• _PROBLEM DESCRIPTION_:
Lines containing the word "this" are the ones to copy from the records below.

[Stored items]
··········
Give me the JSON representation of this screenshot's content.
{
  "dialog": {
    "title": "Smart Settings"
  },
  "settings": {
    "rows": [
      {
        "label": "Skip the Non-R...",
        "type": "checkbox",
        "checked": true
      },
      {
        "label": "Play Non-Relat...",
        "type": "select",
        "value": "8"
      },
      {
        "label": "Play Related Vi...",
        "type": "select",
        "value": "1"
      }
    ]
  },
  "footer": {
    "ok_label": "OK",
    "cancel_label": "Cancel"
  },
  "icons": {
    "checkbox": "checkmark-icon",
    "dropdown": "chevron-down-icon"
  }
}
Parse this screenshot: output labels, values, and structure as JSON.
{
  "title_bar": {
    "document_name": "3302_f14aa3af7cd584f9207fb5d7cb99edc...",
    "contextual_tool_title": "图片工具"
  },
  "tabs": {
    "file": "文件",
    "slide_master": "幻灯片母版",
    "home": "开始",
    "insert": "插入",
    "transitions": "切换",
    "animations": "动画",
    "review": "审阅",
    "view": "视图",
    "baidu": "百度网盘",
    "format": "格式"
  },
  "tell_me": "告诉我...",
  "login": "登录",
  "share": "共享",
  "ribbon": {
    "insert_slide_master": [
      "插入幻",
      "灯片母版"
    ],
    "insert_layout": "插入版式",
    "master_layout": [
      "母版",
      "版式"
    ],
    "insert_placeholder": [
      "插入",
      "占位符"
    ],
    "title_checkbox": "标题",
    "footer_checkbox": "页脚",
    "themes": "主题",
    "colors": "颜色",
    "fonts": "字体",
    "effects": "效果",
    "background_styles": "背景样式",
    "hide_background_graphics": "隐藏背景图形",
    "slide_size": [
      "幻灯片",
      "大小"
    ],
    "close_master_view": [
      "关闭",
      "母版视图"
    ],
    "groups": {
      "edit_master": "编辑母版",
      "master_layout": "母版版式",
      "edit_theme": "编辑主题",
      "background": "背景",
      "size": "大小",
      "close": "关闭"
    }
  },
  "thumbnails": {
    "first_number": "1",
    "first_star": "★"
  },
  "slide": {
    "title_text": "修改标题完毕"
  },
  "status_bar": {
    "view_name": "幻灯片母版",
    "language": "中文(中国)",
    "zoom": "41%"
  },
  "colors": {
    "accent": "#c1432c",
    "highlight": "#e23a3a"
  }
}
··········
• _TASK ANSWER_:
Give me the JSON representation of this screenshot's content.
Parse this screenshot: output labels, values, and structure as JSON.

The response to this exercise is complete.